“Taters?” the Queen asked. “What are taters?”
Sam stilled for a moment, his heart in his throat. The voice was different but the words – he swallowed hard – those words brought all the horror of the last few months crashing down upon him.
“Sam! Sam!” he heard her calling, but could not move nor answer her.
“Estel!” she cried, “Estel!” and the king was beside her straight away, though he had been in their own chambers only moments before.
He pulled her to him, seeing nothing but pain and fright in her tear-laden eyes. “Undómiel, beloved!” he whispered over and over, trying to discover, in the midst of his fear, what ailed her.

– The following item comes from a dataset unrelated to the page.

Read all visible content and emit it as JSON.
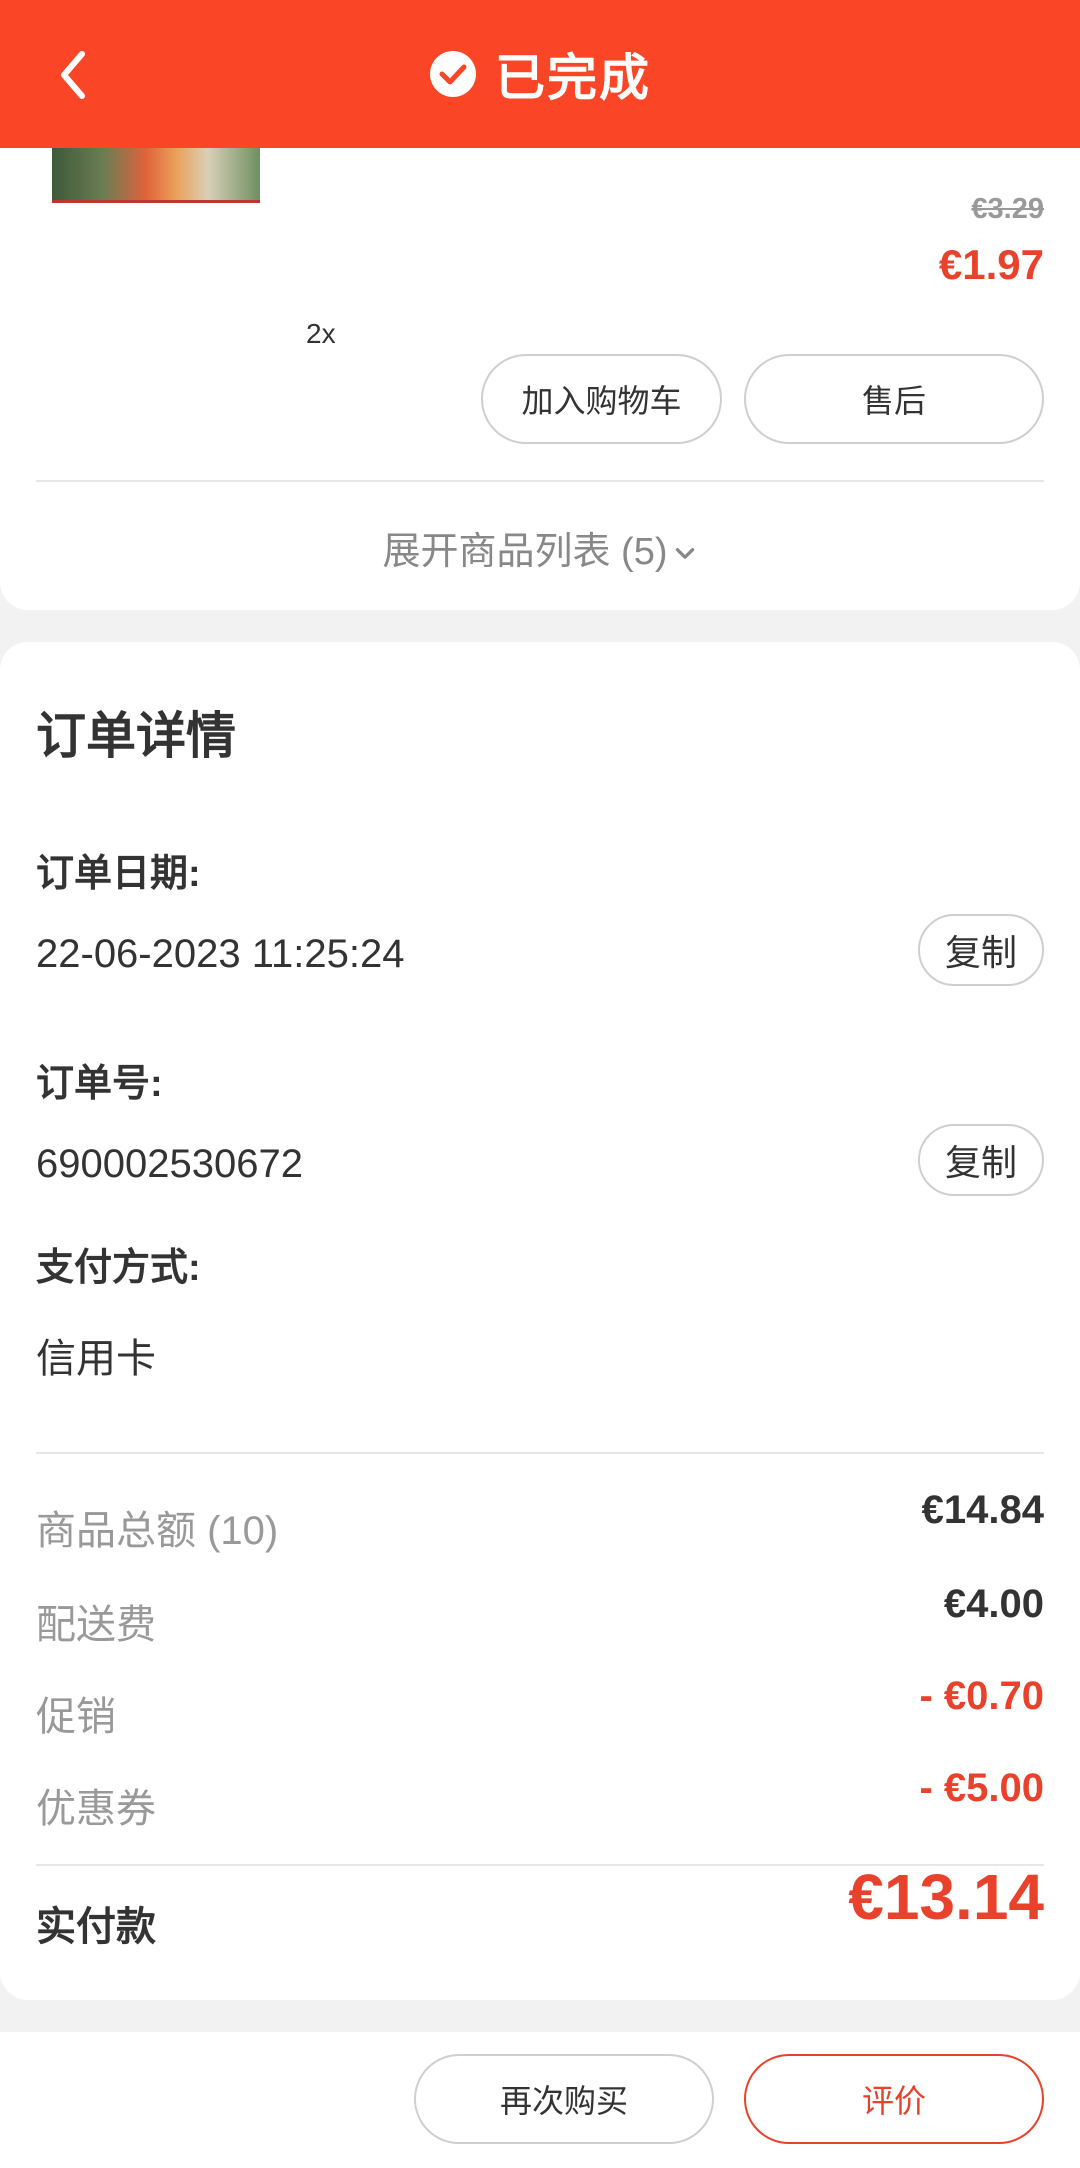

Then he saw Sam, lying face down on the ground. Turning towards the Hobbit, Arwen pushed the king to him.
Faramir joined them as he had been in conference with Elessar when the cry had come. The king placed a hand upon Sam’s brow and breathed into him. The gardener blinked and sat up, looking embarrassed and flustered.

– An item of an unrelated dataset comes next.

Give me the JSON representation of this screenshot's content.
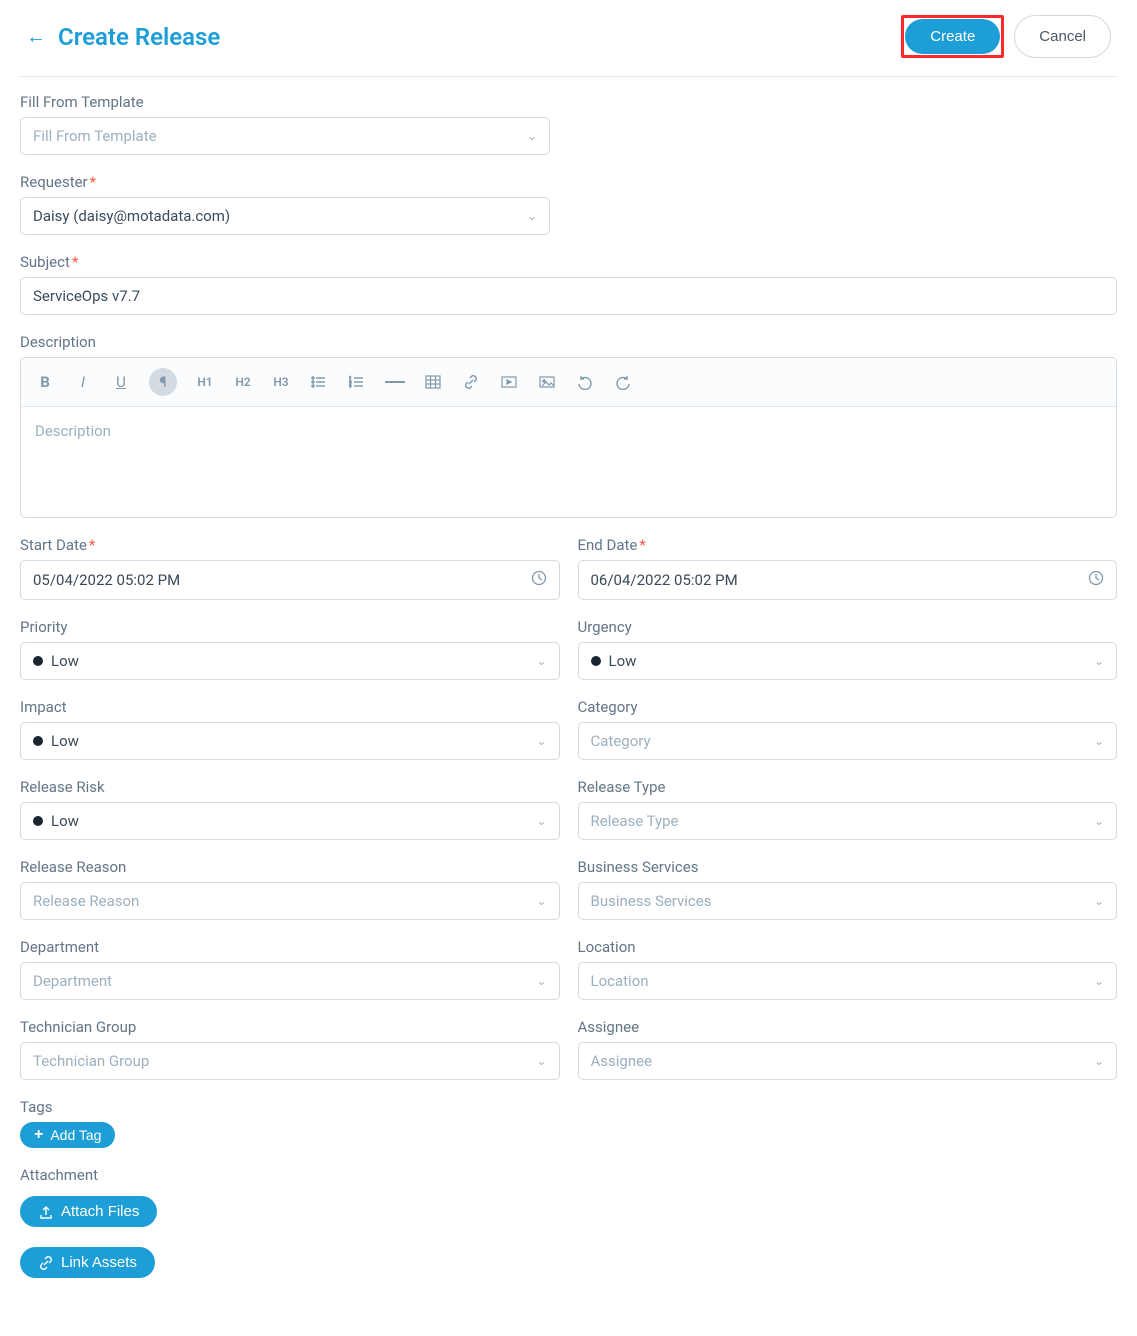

“I don’t know what could have come over me, fainting like that. I’ve never done such a thing in all my life."
“What was it that assailed you, dearest Sam?” Elessar asked quietly.
Sam sat and blinked up at him, at a loss, for a moment. He heard her quiet sobs and remembered. “I can’t say right now, Strider.” Faramir smiled at the name. “‘Tweren’t nothing important.”
“Sam,” Elessar said gently. “Anything that affects one of the Nine affects me.”
Noting Faramir standing above him, Sam sighed. “‘Twere taters. For the love of me, I’d forgotten Boromir hated taters. I can’t plant taters here.”
Faramir started. “Boromir…” He closed his mouth. Boromir loved potatoes. Sam was hiding something.
Elessar helped Sam stand up “Of course he did, Sam. I remember that too.” Tears filled his eyes as the gardener walked off. “Something to do with taters had hurt him or Frodo,” he whispered to Faramir. “I will find out what it was, in time, and heal the little one.”
Faramir’s own eyes watered. ‘Little one’ had been the term Boromir used when his little brother was hurt, worried, or frightened. “With your help, my liege lord, we will all heal.”
Samwise muttered as he walked through the garden door, “Next time, I’ll plant carrots!”